(Stored records)
▼▼▼

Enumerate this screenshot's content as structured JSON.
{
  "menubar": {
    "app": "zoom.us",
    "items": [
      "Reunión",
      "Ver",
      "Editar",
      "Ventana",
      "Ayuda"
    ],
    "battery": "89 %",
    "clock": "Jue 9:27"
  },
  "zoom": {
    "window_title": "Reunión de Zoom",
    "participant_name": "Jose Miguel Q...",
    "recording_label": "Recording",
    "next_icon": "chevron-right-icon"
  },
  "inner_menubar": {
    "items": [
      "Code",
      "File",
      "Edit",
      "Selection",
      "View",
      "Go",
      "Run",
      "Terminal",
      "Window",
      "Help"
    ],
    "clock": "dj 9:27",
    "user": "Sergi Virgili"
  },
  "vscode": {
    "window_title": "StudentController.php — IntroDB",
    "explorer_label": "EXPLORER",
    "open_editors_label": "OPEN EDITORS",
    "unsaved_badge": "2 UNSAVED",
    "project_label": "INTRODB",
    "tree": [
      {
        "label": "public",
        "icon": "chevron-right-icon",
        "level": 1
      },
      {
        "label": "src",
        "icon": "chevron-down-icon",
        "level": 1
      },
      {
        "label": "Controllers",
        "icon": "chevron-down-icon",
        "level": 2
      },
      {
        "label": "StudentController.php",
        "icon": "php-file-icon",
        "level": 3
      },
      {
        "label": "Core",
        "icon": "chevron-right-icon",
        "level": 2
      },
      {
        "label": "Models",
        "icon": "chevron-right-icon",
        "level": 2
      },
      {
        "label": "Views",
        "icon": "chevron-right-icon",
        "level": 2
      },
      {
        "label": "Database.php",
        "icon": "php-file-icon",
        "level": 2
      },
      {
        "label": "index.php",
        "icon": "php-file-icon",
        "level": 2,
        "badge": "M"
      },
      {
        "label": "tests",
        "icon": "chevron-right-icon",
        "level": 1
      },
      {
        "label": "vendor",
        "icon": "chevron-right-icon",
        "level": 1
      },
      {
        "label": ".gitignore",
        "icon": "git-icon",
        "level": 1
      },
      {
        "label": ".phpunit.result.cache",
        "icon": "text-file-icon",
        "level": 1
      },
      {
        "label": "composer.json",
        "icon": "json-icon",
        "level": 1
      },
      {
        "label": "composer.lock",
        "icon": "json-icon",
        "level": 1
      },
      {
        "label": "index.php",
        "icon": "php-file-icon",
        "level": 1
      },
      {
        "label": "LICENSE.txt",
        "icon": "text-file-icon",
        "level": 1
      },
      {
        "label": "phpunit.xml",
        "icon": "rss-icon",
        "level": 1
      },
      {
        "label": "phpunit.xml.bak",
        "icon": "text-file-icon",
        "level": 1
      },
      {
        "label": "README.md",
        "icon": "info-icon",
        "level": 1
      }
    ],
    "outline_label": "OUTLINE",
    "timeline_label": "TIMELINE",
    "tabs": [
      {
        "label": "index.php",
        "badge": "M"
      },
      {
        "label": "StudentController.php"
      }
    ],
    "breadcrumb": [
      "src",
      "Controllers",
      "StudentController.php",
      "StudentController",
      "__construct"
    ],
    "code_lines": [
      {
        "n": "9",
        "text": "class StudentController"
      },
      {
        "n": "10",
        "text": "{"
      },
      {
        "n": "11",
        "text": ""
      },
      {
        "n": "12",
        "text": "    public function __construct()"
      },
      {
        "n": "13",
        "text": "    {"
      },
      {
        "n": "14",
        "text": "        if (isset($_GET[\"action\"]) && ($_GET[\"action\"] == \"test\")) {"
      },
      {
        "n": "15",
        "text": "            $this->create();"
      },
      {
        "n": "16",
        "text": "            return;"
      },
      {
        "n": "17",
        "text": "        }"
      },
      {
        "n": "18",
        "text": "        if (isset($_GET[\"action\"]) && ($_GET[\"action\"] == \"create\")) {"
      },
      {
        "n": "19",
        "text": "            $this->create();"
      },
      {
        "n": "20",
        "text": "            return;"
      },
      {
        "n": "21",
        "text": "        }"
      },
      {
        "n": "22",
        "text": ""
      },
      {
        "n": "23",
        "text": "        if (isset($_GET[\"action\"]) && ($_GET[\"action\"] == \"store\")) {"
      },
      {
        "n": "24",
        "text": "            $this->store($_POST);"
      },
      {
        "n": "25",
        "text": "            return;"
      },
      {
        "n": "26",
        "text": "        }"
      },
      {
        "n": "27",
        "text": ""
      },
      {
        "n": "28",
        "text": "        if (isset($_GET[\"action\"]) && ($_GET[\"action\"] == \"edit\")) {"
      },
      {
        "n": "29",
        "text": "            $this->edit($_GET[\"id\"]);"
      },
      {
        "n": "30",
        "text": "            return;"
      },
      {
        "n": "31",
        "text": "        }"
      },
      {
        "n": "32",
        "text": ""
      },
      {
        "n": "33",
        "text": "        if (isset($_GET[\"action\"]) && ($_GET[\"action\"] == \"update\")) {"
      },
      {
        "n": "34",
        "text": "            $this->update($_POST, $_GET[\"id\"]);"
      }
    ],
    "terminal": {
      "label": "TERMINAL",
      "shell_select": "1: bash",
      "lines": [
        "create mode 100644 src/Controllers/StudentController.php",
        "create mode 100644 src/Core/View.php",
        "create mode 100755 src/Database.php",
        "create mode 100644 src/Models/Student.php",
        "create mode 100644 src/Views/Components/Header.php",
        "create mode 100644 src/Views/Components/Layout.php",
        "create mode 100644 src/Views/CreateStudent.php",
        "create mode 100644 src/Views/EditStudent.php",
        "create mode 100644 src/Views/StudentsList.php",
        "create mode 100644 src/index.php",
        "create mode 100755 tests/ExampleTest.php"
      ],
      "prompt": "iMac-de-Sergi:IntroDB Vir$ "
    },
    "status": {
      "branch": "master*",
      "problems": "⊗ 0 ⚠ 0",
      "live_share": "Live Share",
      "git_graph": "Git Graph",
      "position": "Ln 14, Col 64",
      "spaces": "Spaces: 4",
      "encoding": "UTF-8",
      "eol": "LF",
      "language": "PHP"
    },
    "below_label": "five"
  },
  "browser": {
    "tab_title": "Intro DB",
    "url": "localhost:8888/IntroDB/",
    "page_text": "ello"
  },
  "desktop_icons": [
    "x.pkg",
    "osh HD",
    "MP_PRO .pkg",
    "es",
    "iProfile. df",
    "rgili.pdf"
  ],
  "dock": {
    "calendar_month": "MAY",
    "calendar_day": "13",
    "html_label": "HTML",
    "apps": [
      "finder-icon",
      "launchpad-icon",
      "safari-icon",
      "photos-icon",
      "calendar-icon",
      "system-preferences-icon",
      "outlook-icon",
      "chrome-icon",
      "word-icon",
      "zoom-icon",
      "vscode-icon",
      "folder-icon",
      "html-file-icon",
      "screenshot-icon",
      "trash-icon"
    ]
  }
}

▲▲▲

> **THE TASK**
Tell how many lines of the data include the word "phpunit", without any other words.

> **YOUR RESPONSE**
3